WHAT TO WORK ON:
Could you return all of the entries word for word, minus any pictures?

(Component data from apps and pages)
────────────────────

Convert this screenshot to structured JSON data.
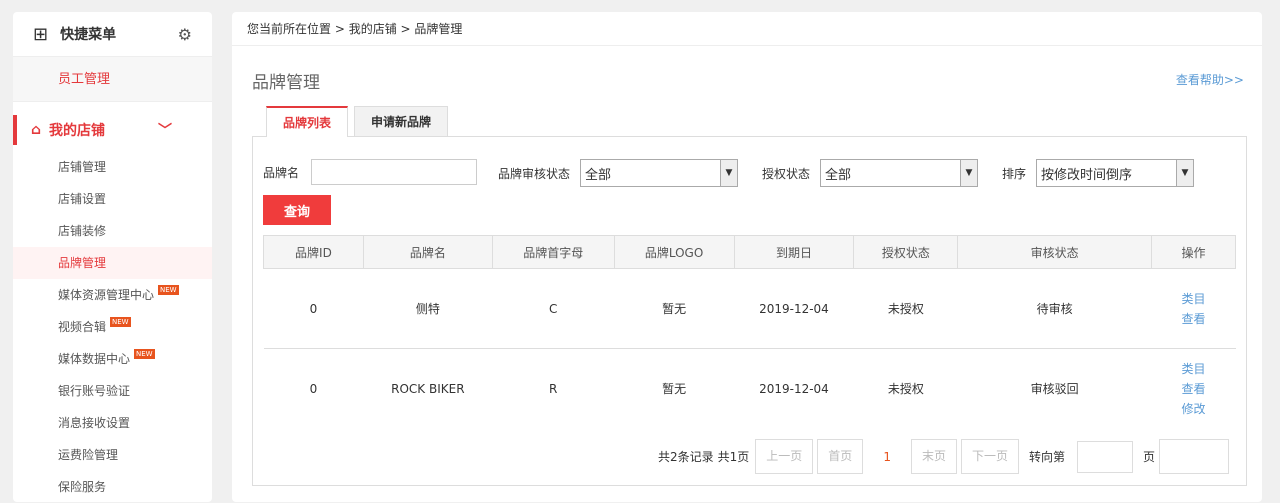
{
  "sidebar": {
    "quick_title": "快捷菜单",
    "quick_item": "员工管理",
    "section": "我的店铺",
    "items": [
      {
        "label": "店铺管理"
      },
      {
        "label": "店铺设置"
      },
      {
        "label": "店铺装修"
      },
      {
        "label": "品牌管理"
      },
      {
        "label": "媒体资源管理中心",
        "badge": "NEW"
      },
      {
        "label": "视频合辑",
        "badge": "NEW"
      },
      {
        "label": "媒体数据中心",
        "badge": "NEW"
      },
      {
        "label": "银行账号验证"
      },
      {
        "label": "消息接收设置"
      },
      {
        "label": "运费险管理"
      },
      {
        "label": "保险服务"
      }
    ]
  },
  "breadcrumb": [
    "您当前所在位置",
    "我的店铺",
    "品牌管理"
  ],
  "page_title": "品牌管理",
  "help": "查看帮助>>",
  "tabs": [
    "品牌列表",
    "申请新品牌"
  ],
  "filters": {
    "name_label": "品牌名",
    "name_value": "",
    "audit_label": "品牌审核状态",
    "audit_value": "全部",
    "auth_label": "授权状态",
    "auth_value": "全部",
    "sort_label": "排序",
    "sort_value": "按修改时间倒序",
    "search": "查询"
  },
  "table": {
    "headers": [
      "品牌ID",
      "品牌名",
      "品牌首字母",
      "品牌LOGO",
      "到期日",
      "授权状态",
      "审核状态",
      "操作"
    ],
    "rows": [
      {
        "cells": [
          "0",
          "侧特",
          "C",
          "暂无",
          "2019-12-04",
          "未授权",
          "待审核"
        ],
        "ops": [
          "类目",
          "查看"
        ]
      },
      {
        "cells": [
          "0",
          "ROCK BIKER",
          "R",
          "暂无",
          "2019-12-04",
          "未授权",
          "审核驳回"
        ],
        "ops": [
          "类目",
          "查看",
          "修改"
        ]
      }
    ]
  },
  "pager": {
    "records": "共2条记录",
    "pages": "共1页",
    "prev": "上一页",
    "first": "首页",
    "current": "1",
    "last": "末页",
    "next": "下一页",
    "goto": "转向第",
    "page_unit": "页"
  }
}
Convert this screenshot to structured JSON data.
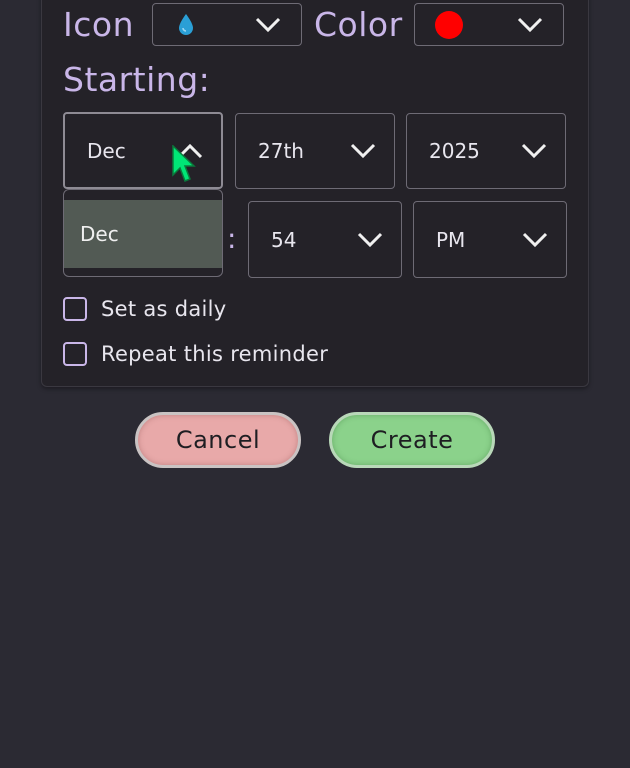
{
  "form": {
    "icon_label": "Icon",
    "icon_value": "droplet-icon",
    "color_label": "Color",
    "color_value": "#ff0000",
    "starting_label": "Starting:",
    "month": "Dec",
    "day": "27th",
    "year": "2025",
    "minute": "54",
    "ampm": "PM",
    "time_separator": ":",
    "month_dropdown_option": "Dec",
    "set_daily_label": "Set as daily",
    "repeat_label": "Repeat this reminder"
  },
  "buttons": {
    "cancel": "Cancel",
    "create": "Create"
  },
  "colors": {
    "accent_purple": "#c9b6e8",
    "cancel_bg": "#e8a9a9",
    "create_bg": "#8bd28b",
    "cursor": "#00e676"
  }
}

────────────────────

RESPONSE BELOW:
Convert this screenshot to structured JSON data.
{
  "sidebar": {
    "quick_title": "快捷菜单",
    "quick_item": "员工管理",
    "section": "我的店铺",
    "items": [
      {
        "label": "店铺管理"
      },
      {
        "label": "店铺设置"
      },
      {
        "label": "店铺装修"
      },
      {
        "label": "品牌管理"
      },
      {
        "label": "媒体资源管理中心",
        "badge": "NEW"
      },
      {
        "label": "视频合辑",
        "badge": "NEW"
      },
      {
        "label": "媒体数据中心",
        "badge": "NEW"
      },
      {
        "label": "银行账号验证"
      },
      {
        "label": "消息接收设置"
      },
      {
        "label": "运费险管理"
      },
      {
        "label": "保险服务"
      }
    ]
  },
  "breadcrumb": [
    "您当前所在位置",
    "我的店铺",
    "品牌管理"
  ],
  "page_title": "品牌管理",
  "help": "查看帮助>>",
  "tabs": [
    "品牌列表",
    "申请新品牌"
  ],
  "filters": {
    "name_label": "品牌名",
    "name_value": "",
    "audit_label": "品牌审核状态",
    "audit_value": "全部",
    "auth_label": "授权状态",
    "auth_value": "全部",
    "sort_label": "排序",
    "sort_value": "按修改时间倒序",
    "search": "查询"
  },
  "table": {
    "headers": [
      "品牌ID",
      "品牌名",
      "品牌首字母",
      "品牌LOGO",
      "到期日",
      "授权状态",
      "审核状态",
      "操作"
    ],
    "rows": [
      {
        "cells": [
          "0",
          "侧特",
          "C",
          "暂无",
          "2019-12-04",
          "未授权",
          "待审核"
        ],
        "ops": [
          "类目",
          "查看"
        ]
      },
      {
        "cells": [
          "0",
          "ROCK BIKER",
          "R",
          "暂无",
          "2019-12-04",
          "未授权",
          "审核驳回"
        ],
        "ops": [
          "类目",
          "查看",
          "修改"
        ]
      }
    ]
  },
  "pager": {
    "records": "共2条记录",
    "pages": "共1页",
    "prev": "上一页",
    "first": "首页",
    "current": "1",
    "last": "末页",
    "next": "下一页",
    "goto": "转向第",
    "page_unit": "页"
  }
}
Convert this screenshot to structured JSON data.
{
  "form": {
    "icon_label": "Icon",
    "icon_value": "droplet-icon",
    "color_label": "Color",
    "color_value": "#ff0000",
    "starting_label": "Starting:",
    "month": "Dec",
    "day": "27th",
    "year": "2025",
    "minute": "54",
    "ampm": "PM",
    "time_separator": ":",
    "month_dropdown_option": "Dec",
    "set_daily_label": "Set as daily",
    "repeat_label": "Repeat this reminder"
  },
  "buttons": {
    "cancel": "Cancel",
    "create": "Create"
  },
  "colors": {
    "accent_purple": "#c9b6e8",
    "cancel_bg": "#e8a9a9",
    "create_bg": "#8bd28b",
    "cursor": "#00e676"
  }
}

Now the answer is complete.